It’s a complicated story with a huge cast, and the first three episodes of the new series adaptation are impressively faithful; in fact, they improve upon the source material in subtle ways. They premiere on Prime Video on March 31.

The novel is highly episodic in structure, with multiple, discrete storylines that ultimately connect; this, along with the ambitious scope, gives it the general feel of other wide-angle SF/fantasy epics such as Stephen King’s The Stand. Unlike that doorstopper, though, The Power comes in at a relatively brief 400 pages. As a result, it’s lightning-fast, jumping between characters and settings with brisk economy. Unfortunately, that also forces the work to focus almost entirely on plot and worldbuilding, to the detriment of complex characterization; even as sparks literally fly, the players often feel like pawns being moved around a large board.

In this regard, the first three episodes of the series are a distinct improvement. Toni Collette is excellent as Mayor Cleary, who’s committed to finding out the truth as the power first emerges, and who’s frustrated by the apathy and sexism of the governor (The Good Wife’s Josh Charles) as society starts to fray. Auli’i Cravalho, as Cleary’s daughter Jos, is also impressive as a teen who’s simultaneously frightened of and emboldened by her new abilities, and Mr Selfridge’s Ria Zmitrowicz, as Roxy, seethes with frustrated ambition. So far, the show remains true to the book’s plot, faithfully hitting each beat, but its more deliberate pace allows some elements to carry more emotional weight—especially the pure sense of joy that that controlling bolts of lightning brings to otherwise powerless teens.

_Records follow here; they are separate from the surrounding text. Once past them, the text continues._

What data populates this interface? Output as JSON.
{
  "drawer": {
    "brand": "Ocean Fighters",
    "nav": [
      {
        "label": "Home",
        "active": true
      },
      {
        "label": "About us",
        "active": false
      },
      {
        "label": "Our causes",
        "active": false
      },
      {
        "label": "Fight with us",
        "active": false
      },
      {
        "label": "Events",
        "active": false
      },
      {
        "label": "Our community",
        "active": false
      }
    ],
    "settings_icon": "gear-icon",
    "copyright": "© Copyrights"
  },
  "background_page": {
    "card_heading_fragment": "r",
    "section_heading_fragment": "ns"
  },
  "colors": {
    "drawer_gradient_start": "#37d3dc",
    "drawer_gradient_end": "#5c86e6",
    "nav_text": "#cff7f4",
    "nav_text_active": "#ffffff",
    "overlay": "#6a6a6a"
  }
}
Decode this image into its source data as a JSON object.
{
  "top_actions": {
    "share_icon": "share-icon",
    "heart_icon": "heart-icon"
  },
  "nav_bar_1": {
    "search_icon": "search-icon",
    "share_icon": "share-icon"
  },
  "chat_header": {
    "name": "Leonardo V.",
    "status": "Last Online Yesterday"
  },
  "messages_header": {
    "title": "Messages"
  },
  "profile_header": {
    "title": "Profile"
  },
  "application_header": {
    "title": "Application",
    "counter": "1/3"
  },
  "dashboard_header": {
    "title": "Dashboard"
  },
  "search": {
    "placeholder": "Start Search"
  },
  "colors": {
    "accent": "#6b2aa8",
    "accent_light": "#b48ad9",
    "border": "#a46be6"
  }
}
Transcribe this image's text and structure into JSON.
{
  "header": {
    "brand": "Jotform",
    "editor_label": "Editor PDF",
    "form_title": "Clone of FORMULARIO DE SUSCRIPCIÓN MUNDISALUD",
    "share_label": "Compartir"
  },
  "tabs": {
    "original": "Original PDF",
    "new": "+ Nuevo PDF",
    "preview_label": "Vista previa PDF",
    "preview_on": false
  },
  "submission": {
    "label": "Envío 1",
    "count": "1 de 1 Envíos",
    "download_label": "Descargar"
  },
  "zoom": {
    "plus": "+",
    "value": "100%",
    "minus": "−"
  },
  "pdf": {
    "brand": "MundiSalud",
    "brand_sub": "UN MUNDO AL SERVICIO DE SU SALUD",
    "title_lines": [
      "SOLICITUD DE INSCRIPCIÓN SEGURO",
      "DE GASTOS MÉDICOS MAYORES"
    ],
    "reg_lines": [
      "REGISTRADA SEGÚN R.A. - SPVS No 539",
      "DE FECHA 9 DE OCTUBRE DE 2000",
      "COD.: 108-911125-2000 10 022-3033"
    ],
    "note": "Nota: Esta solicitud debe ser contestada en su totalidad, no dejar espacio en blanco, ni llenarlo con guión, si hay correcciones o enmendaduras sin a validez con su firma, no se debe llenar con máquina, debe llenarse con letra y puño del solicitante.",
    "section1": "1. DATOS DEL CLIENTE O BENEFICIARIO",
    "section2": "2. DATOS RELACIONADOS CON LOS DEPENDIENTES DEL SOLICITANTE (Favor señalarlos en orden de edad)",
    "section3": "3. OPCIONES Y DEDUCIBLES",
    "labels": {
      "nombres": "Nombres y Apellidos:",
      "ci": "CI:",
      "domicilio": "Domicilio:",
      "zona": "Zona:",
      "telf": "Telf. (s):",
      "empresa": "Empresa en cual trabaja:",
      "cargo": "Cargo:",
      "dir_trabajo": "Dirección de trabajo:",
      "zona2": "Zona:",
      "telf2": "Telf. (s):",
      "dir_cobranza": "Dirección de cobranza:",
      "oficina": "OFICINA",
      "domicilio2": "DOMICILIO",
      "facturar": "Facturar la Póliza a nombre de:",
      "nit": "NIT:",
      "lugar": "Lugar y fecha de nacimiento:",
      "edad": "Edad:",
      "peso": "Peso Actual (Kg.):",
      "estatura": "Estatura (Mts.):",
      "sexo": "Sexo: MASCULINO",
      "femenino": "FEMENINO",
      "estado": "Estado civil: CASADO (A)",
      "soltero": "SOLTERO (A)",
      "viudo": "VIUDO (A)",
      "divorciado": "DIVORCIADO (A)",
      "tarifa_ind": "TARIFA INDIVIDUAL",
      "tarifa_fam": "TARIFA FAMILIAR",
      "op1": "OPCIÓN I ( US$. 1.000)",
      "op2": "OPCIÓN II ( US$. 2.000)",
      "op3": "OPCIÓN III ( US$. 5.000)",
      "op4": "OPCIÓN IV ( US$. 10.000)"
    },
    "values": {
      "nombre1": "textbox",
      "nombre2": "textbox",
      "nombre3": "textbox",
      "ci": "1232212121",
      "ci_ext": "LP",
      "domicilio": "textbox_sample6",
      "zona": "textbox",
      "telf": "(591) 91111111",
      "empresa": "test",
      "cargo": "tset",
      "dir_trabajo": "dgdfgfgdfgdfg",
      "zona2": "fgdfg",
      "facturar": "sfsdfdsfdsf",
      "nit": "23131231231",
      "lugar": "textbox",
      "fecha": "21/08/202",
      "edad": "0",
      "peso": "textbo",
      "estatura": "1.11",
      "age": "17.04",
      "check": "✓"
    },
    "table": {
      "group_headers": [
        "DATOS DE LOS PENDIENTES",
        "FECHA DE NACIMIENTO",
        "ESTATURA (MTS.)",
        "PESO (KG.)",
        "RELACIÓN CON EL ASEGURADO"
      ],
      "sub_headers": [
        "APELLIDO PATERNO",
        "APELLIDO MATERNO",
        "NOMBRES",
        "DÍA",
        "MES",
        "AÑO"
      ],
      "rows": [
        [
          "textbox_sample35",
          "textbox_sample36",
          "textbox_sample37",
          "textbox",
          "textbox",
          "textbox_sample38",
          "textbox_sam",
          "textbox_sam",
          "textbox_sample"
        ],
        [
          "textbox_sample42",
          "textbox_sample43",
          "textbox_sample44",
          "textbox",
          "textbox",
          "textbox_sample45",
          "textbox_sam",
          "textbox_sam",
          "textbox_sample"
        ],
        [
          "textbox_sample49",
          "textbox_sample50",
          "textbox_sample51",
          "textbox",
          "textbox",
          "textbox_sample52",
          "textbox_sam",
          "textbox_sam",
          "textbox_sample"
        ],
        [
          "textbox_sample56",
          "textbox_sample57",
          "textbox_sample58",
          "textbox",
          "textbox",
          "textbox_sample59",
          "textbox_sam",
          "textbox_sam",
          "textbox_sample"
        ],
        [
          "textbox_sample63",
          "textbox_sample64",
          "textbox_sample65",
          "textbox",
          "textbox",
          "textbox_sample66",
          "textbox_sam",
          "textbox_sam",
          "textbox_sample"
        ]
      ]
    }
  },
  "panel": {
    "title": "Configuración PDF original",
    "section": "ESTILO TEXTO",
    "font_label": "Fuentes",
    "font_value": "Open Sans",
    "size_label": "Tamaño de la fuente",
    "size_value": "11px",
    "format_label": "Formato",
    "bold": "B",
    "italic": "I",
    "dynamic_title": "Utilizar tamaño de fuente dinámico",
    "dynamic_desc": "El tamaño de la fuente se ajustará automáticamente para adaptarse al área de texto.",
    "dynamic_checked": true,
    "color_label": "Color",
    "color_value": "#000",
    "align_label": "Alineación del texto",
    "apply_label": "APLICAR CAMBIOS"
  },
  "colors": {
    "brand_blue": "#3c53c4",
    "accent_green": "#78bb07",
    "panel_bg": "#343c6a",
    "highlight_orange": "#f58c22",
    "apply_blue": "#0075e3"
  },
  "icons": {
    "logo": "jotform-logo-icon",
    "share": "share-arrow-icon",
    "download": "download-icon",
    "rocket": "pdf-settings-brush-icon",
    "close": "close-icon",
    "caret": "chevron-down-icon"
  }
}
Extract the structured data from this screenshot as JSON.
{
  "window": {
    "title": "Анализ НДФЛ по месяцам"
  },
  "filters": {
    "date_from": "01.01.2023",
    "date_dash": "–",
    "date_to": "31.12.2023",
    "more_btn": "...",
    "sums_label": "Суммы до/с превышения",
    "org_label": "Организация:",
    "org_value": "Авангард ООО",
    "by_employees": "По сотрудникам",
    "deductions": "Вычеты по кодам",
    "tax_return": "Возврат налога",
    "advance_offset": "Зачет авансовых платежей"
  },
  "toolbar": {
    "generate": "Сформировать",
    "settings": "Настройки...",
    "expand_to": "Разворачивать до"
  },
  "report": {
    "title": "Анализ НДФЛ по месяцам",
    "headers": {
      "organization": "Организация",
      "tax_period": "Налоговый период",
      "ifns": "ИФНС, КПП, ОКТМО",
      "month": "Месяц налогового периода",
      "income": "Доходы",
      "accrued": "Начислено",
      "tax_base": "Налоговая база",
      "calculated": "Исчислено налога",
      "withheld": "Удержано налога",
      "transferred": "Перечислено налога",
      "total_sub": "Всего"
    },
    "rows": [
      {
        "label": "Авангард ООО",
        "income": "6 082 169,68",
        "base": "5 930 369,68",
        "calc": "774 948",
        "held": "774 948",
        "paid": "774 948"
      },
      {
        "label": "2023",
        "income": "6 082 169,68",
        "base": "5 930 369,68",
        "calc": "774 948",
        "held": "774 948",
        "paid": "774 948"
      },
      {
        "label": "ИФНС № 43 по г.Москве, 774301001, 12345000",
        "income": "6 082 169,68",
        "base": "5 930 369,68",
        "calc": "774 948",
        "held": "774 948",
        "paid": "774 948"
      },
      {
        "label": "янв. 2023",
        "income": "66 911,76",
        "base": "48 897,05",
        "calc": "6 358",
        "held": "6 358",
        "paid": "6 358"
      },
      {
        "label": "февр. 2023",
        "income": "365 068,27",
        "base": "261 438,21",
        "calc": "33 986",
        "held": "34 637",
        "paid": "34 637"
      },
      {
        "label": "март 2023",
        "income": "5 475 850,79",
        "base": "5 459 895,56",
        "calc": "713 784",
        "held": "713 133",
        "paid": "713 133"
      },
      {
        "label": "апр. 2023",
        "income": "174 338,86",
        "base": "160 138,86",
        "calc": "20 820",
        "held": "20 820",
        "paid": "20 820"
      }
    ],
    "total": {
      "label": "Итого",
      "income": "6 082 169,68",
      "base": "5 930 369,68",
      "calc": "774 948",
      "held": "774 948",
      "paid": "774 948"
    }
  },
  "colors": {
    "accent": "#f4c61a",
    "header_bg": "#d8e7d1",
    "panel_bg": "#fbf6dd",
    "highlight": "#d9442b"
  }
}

Time will tell if the series manages to remedy the book’s greatest flaw, however. Alderman’s premise is a great one, and it gestures toward a refreshing examination of how the world might change with women in power everywhere. In the end, though, The Power follows a predictably dark post-apocalyptic playbook in which humankind, instead of banding together, just tears itself apart—yet again. Sure, people may collaborate and work toward shared goals for a time, but that time is limited, and in the end, conflict reigns, as usual. That’s an insight that has lost its power.

David Rapp is the senior Indie editor.